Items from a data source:
= = = =

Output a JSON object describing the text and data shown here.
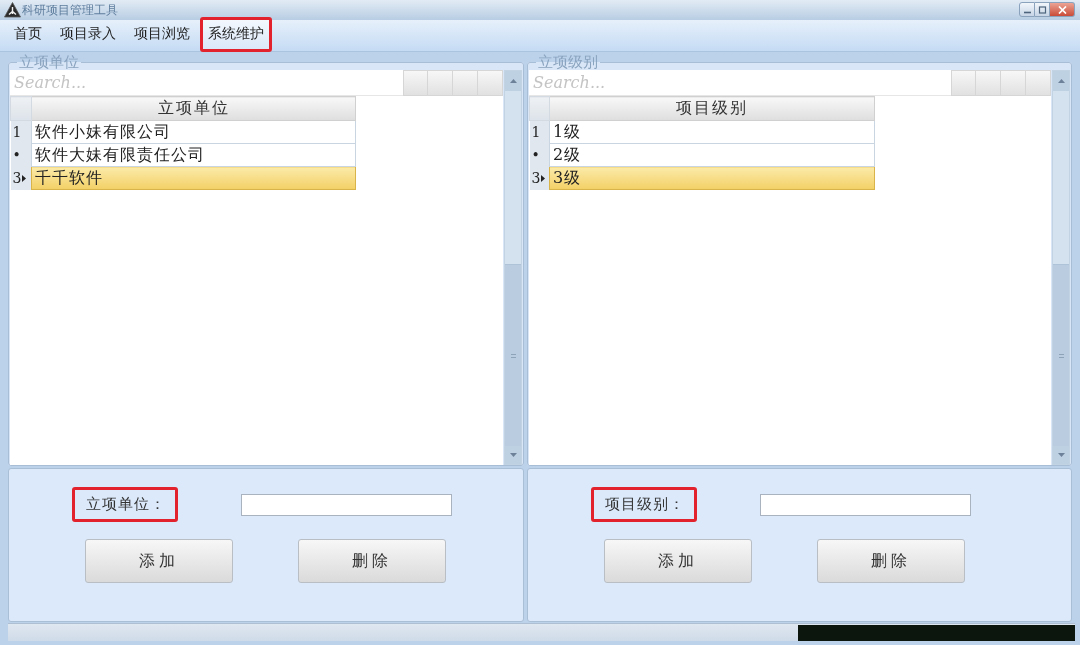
{
  "window": {
    "title": "科研项目管理工具"
  },
  "menu": [
    {
      "label": "首页",
      "selected": false,
      "highlighted": false
    },
    {
      "label": "项目录入",
      "selected": false,
      "highlighted": false
    },
    {
      "label": "项目浏览",
      "selected": false,
      "highlighted": false
    },
    {
      "label": "系统维护",
      "selected": true,
      "highlighted": true
    }
  ],
  "panels": [
    {
      "group_title": "立项单位",
      "search": {
        "placeholder": "Search..."
      },
      "table": {
        "columns": [
          "立项单位"
        ],
        "rows": [
          {
            "row_header": "1",
            "cells": [
              "软件小妹有限公司"
            ],
            "selected": false
          },
          {
            "row_header": "•",
            "cells": [
              "软件大妹有限责任公司"
            ],
            "selected": false
          },
          {
            "row_header": "3",
            "cells": [
              "千千软件"
            ],
            "selected": true
          }
        ]
      },
      "form": {
        "label": "立项单位：",
        "highlighted": true,
        "buttons": [
          "添加",
          "删除"
        ]
      }
    },
    {
      "group_title": "立项级别",
      "search": {
        "placeholder": "Search..."
      },
      "table": {
        "columns": [
          "项目级别"
        ],
        "rows": [
          {
            "row_header": "1",
            "cells": [
              "1级"
            ],
            "selected": false
          },
          {
            "row_header": "•",
            "cells": [
              "2级"
            ],
            "selected": false
          },
          {
            "row_header": "3",
            "cells": [
              "3级"
            ],
            "selected": true
          }
        ]
      },
      "form": {
        "label": "项目级别：",
        "highlighted": true,
        "buttons": [
          "添加",
          "删除"
        ]
      }
    }
  ]
}
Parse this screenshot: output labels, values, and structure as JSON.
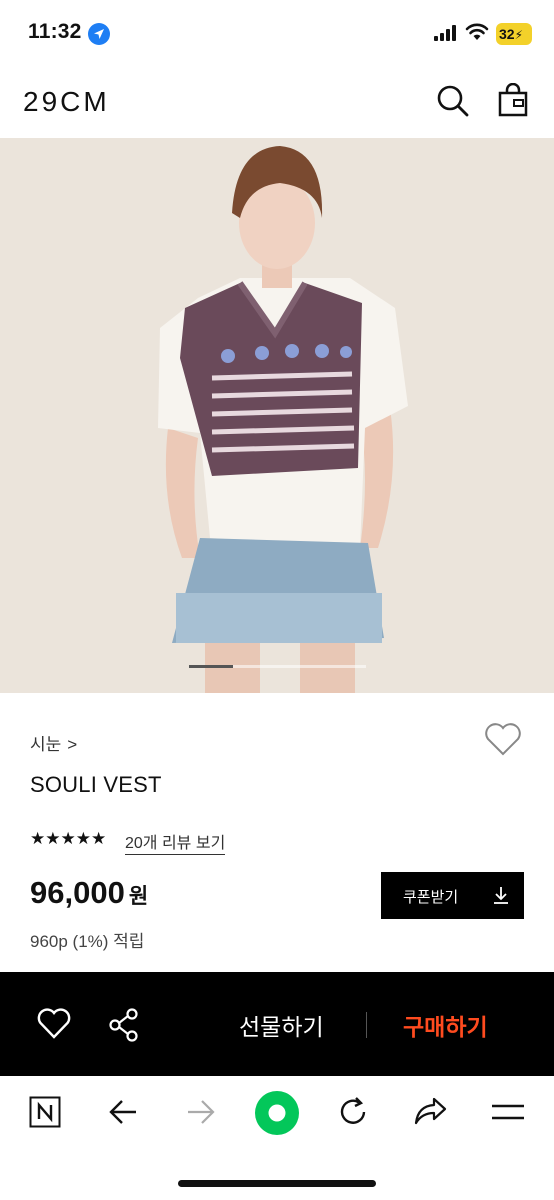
{
  "status_bar": {
    "time": "11:32",
    "battery": "32"
  },
  "header": {
    "logo": "29CM"
  },
  "product": {
    "brand": "시눈",
    "brand_chevron": ">",
    "name": "SOULI VEST",
    "rating_stars": "★★★★★",
    "review_link": "20개 리뷰 보기",
    "price": "96,000",
    "price_unit": "원",
    "points": "960p (1%) 적립",
    "image_page": {
      "current": 1,
      "total": 4
    }
  },
  "coupon": {
    "label": "쿠폰받기"
  },
  "action_bar": {
    "gift_label": "선물하기",
    "buy_label": "구매하기"
  },
  "colors": {
    "buy_accent": "#ff4b1f",
    "naver_green": "#03c75a",
    "background_dark": "#000000"
  },
  "icons": [
    "location-arrow-icon",
    "signal-icon",
    "wifi-icon",
    "search-icon",
    "shopping-bag-icon",
    "heart-icon",
    "share-icon",
    "download-icon",
    "naver-n-icon",
    "back-arrow-icon",
    "forward-arrow-icon",
    "naver-green-dot-icon",
    "refresh-icon",
    "share-arrow-icon",
    "menu-icon"
  ]
}
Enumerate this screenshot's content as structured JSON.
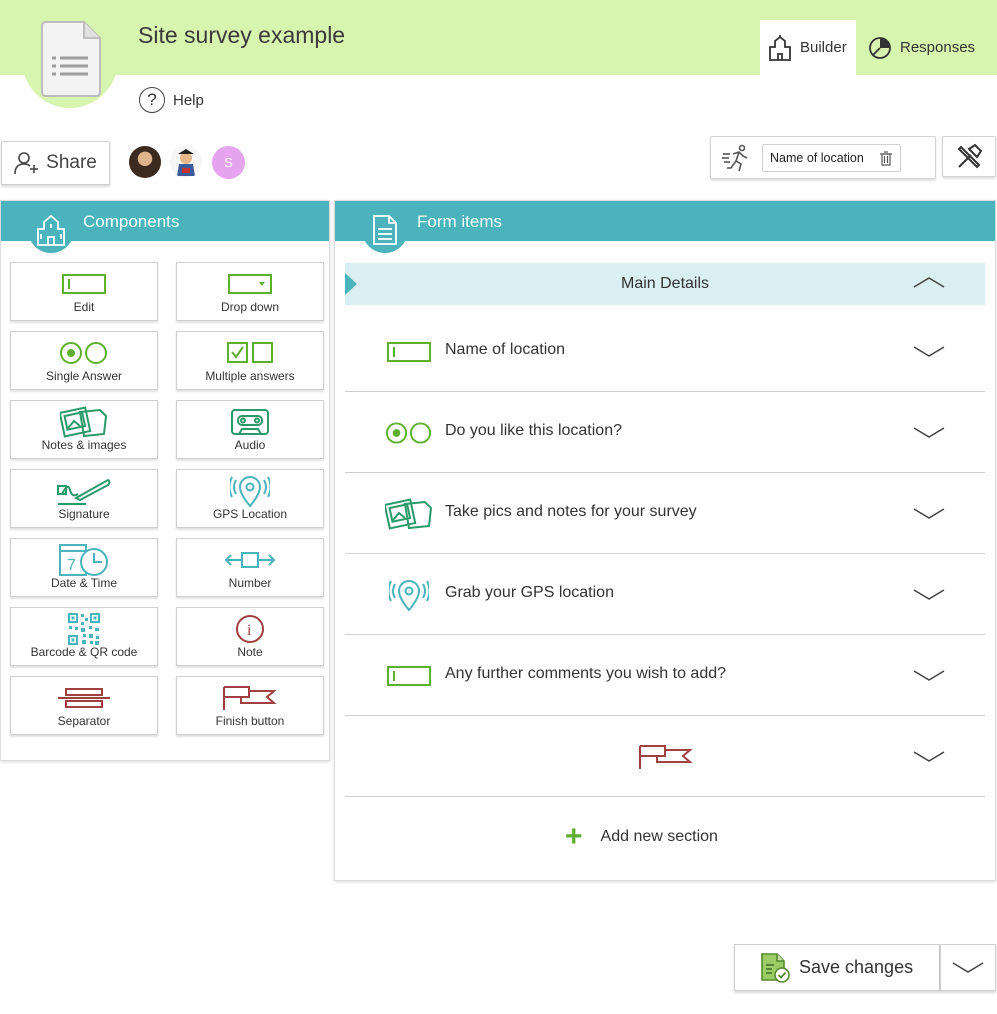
{
  "header": {
    "title": "Site survey example",
    "help_label": "Help",
    "tabs": [
      {
        "label": "Builder",
        "icon": "building-icon",
        "active": true
      },
      {
        "label": "Responses",
        "icon": "pie-chart-icon",
        "active": false
      }
    ]
  },
  "toolbar": {
    "share_label": "Share",
    "avatars": [
      {
        "initial": ""
      },
      {
        "initial": ""
      },
      {
        "initial": "S"
      }
    ],
    "filter_chip_label": "Name of location"
  },
  "components": {
    "title": "Components",
    "items": [
      {
        "label": "Edit",
        "icon": "edit-field-icon"
      },
      {
        "label": "Drop down",
        "icon": "dropdown-icon"
      },
      {
        "label": "Single Answer",
        "icon": "single-answer-icon"
      },
      {
        "label": "Multiple answers",
        "icon": "multiple-answers-icon"
      },
      {
        "label": "Notes & images",
        "icon": "notes-images-icon"
      },
      {
        "label": "Audio",
        "icon": "audio-icon"
      },
      {
        "label": "Signature",
        "icon": "signature-icon"
      },
      {
        "label": "GPS Location",
        "icon": "gps-icon"
      },
      {
        "label": "Date & Time",
        "icon": "date-time-icon"
      },
      {
        "label": "Number",
        "icon": "number-icon"
      },
      {
        "label": "Barcode & QR code",
        "icon": "qr-code-icon"
      },
      {
        "label": "Note",
        "icon": "info-icon"
      },
      {
        "label": "Separator",
        "icon": "separator-icon"
      },
      {
        "label": "Finish button",
        "icon": "finish-flag-icon"
      }
    ]
  },
  "form": {
    "title": "Form items",
    "section_title": "Main Details",
    "rows": [
      {
        "label": "Name of location",
        "icon": "edit-field-icon"
      },
      {
        "label": "Do you like this location?",
        "icon": "single-answer-icon"
      },
      {
        "label": "Take pics and notes for your survey",
        "icon": "notes-images-icon"
      },
      {
        "label": "Grab your GPS location",
        "icon": "gps-icon"
      },
      {
        "label": "Any further comments you wish to add?",
        "icon": "edit-field-icon"
      },
      {
        "label": "",
        "icon": "finish-flag-icon"
      }
    ],
    "add_section_label": "Add new section"
  },
  "footer": {
    "save_label": "Save changes"
  },
  "colors": {
    "header_bg": "#d8f5b0",
    "panel_head": "#4ab3bc",
    "accent_green": "#5cb02e",
    "teal_icon": "#4ab3bc",
    "dark_red_icon": "#a04040"
  }
}
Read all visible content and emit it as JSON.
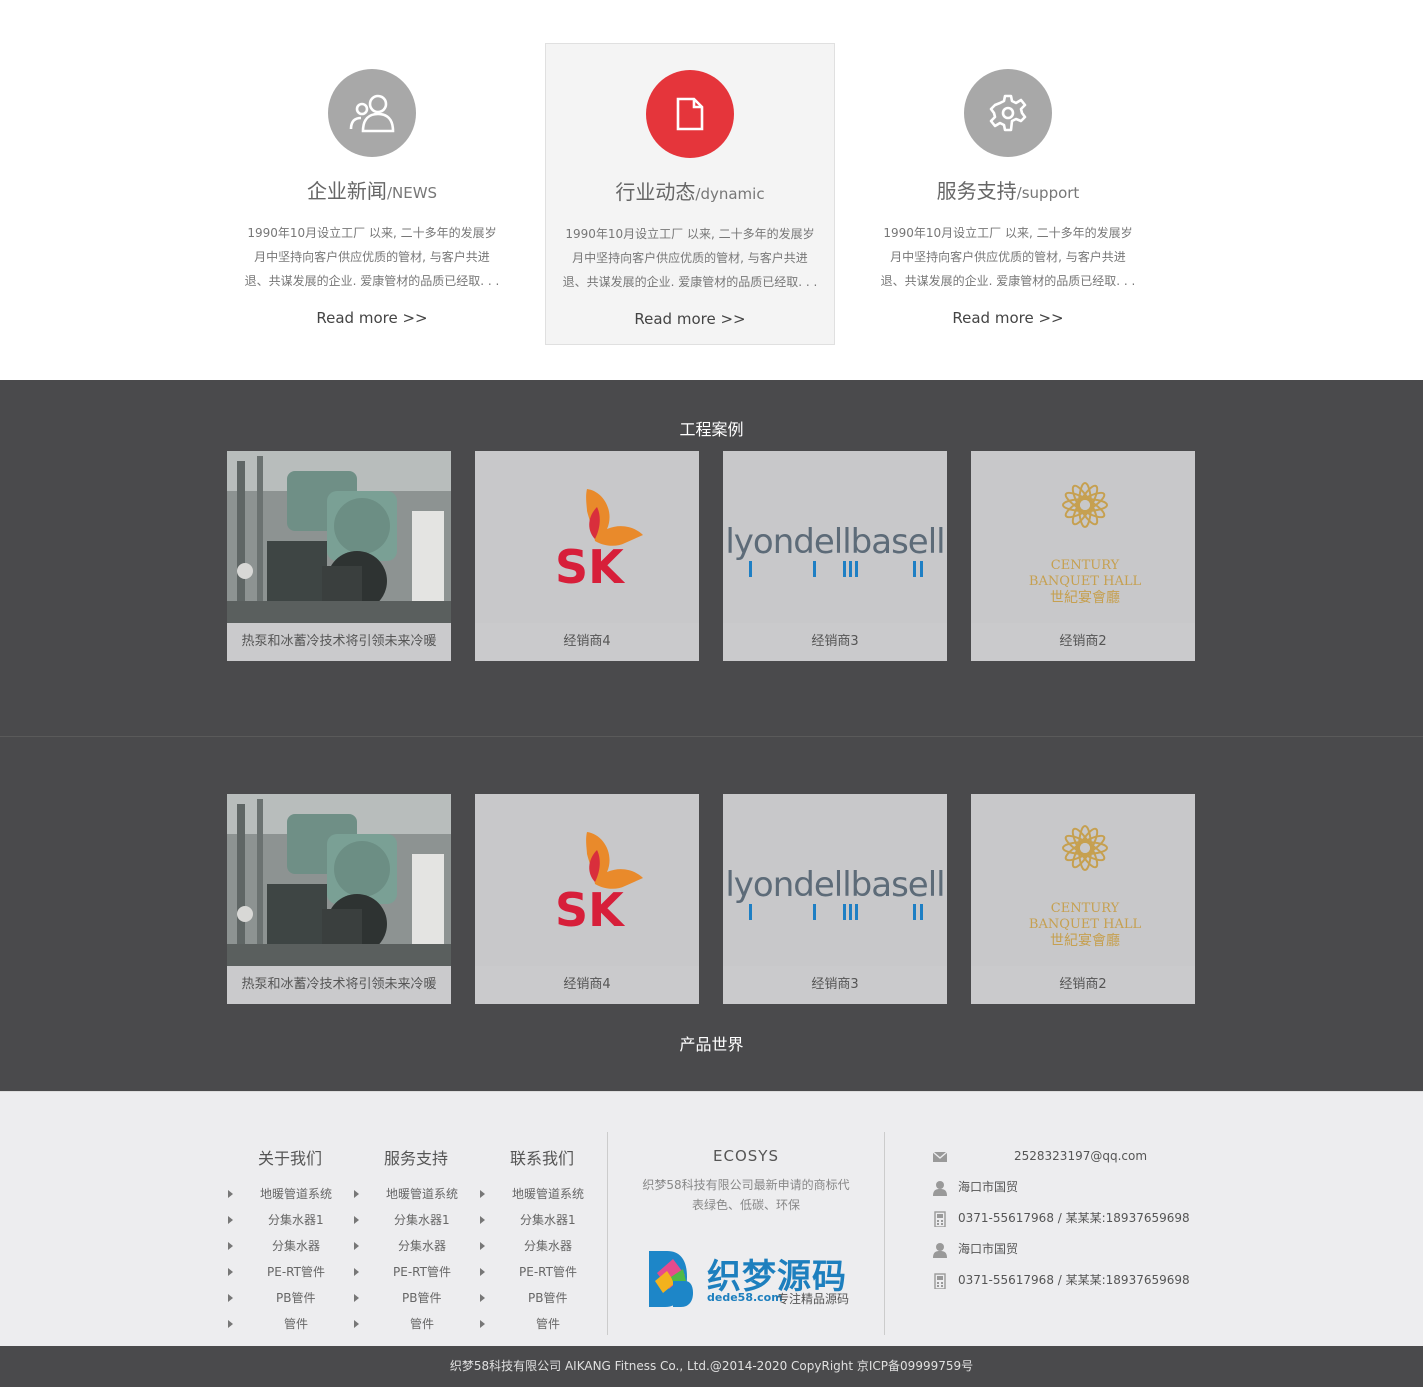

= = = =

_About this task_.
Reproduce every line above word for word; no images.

_Task output_.
Output a JSON object describing the text and data shown here.
{
  "window": {
    "title": "科研项目管理工具"
  },
  "menu": [
    {
      "label": "首页",
      "selected": false,
      "highlighted": false
    },
    {
      "label": "项目录入",
      "selected": false,
      "highlighted": false
    },
    {
      "label": "项目浏览",
      "selected": false,
      "highlighted": false
    },
    {
      "label": "系统维护",
      "selected": true,
      "highlighted": true
    }
  ],
  "panels": [
    {
      "group_title": "立项单位",
      "search": {
        "placeholder": "Search..."
      },
      "table": {
        "columns": [
          "立项单位"
        ],
        "rows": [
          {
            "row_header": "1",
            "cells": [
              "软件小妹有限公司"
            ],
            "selected": false
          },
          {
            "row_header": "•",
            "cells": [
              "软件大妹有限责任公司"
            ],
            "selected": false
          },
          {
            "row_header": "3",
            "cells": [
              "千千软件"
            ],
            "selected": true
          }
        ]
      },
      "form": {
        "label": "立项单位：",
        "highlighted": true,
        "buttons": [
          "添加",
          "删除"
        ]
      }
    },
    {
      "group_title": "立项级别",
      "search": {
        "placeholder": "Search..."
      },
      "table": {
        "columns": [
          "项目级别"
        ],
        "rows": [
          {
            "row_header": "1",
            "cells": [
              "1级"
            ],
            "selected": false
          },
          {
            "row_header": "•",
            "cells": [
              "2级"
            ],
            "selected": false
          },
          {
            "row_header": "3",
            "cells": [
              "3级"
            ],
            "selected": true
          }
        ]
      },
      "form": {
        "label": "项目级别：",
        "highlighted": true,
        "buttons": [
          "添加",
          "删除"
        ]
      }
    }
  ]
}
Parse this screenshot: output labels, values, and structure as JSON.
{
  "status_bar": {
    "time": "11:32",
    "battery": "32"
  },
  "header": {
    "logo": "29CM"
  },
  "product": {
    "brand": "시눈",
    "brand_chevron": ">",
    "name": "SOULI VEST",
    "rating_stars": "★★★★★",
    "review_link": "20개 리뷰 보기",
    "price": "96,000",
    "price_unit": "원",
    "points": "960p (1%) 적립",
    "image_page": {
      "current": 1,
      "total": 4
    }
  },
  "coupon": {
    "label": "쿠폰받기"
  },
  "action_bar": {
    "gift_label": "선물하기",
    "buy_label": "구매하기"
  },
  "colors": {
    "buy_accent": "#ff4b1f",
    "naver_green": "#03c75a",
    "background_dark": "#000000"
  },
  "icons": [
    "location-arrow-icon",
    "signal-icon",
    "wifi-icon",
    "search-icon",
    "shopping-bag-icon",
    "heart-icon",
    "share-icon",
    "download-icon",
    "naver-n-icon",
    "back-arrow-icon",
    "forward-arrow-icon",
    "naver-green-dot-icon",
    "refresh-icon",
    "share-arrow-icon",
    "menu-icon"
  ]
}
Enumerate this screenshot's content as structured JSON.
{
  "header": {
    "title": "Site survey example",
    "help_label": "Help",
    "tabs": [
      {
        "label": "Builder",
        "icon": "building-icon",
        "active": true
      },
      {
        "label": "Responses",
        "icon": "pie-chart-icon",
        "active": false
      }
    ]
  },
  "toolbar": {
    "share_label": "Share",
    "avatars": [
      {
        "initial": ""
      },
      {
        "initial": ""
      },
      {
        "initial": "S"
      }
    ],
    "filter_chip_label": "Name of location"
  },
  "components": {
    "title": "Components",
    "items": [
      {
        "label": "Edit",
        "icon": "edit-field-icon"
      },
      {
        "label": "Drop down",
        "icon": "dropdown-icon"
      },
      {
        "label": "Single Answer",
        "icon": "single-answer-icon"
      },
      {
        "label": "Multiple answers",
        "icon": "multiple-answers-icon"
      },
      {
        "label": "Notes & images",
        "icon": "notes-images-icon"
      },
      {
        "label": "Audio",
        "icon": "audio-icon"
      },
      {
        "label": "Signature",
        "icon": "signature-icon"
      },
      {
        "label": "GPS Location",
        "icon": "gps-icon"
      },
      {
        "label": "Date & Time",
        "icon": "date-time-icon"
      },
      {
        "label": "Number",
        "icon": "number-icon"
      },
      {
        "label": "Barcode & QR code",
        "icon": "qr-code-icon"
      },
      {
        "label": "Note",
        "icon": "info-icon"
      },
      {
        "label": "Separator",
        "icon": "separator-icon"
      },
      {
        "label": "Finish button",
        "icon": "finish-flag-icon"
      }
    ]
  },
  "form": {
    "title": "Form items",
    "section_title": "Main Details",
    "rows": [
      {
        "label": "Name of location",
        "icon": "edit-field-icon"
      },
      {
        "label": "Do you like this location?",
        "icon": "single-answer-icon"
      },
      {
        "label": "Take pics and notes for your survey",
        "icon": "notes-images-icon"
      },
      {
        "label": "Grab your GPS location",
        "icon": "gps-icon"
      },
      {
        "label": "Any further comments you wish to add?",
        "icon": "edit-field-icon"
      },
      {
        "label": "",
        "icon": "finish-flag-icon"
      }
    ],
    "add_section_label": "Add new section"
  },
  "footer": {
    "save_label": "Save changes"
  },
  "colors": {
    "header_bg": "#d8f5b0",
    "panel_head": "#4ab3bc",
    "accent_green": "#5cb02e",
    "teal_icon": "#4ab3bc",
    "dark_red_icon": "#a04040"
  }
}
Read all visible content and emit it as JSON.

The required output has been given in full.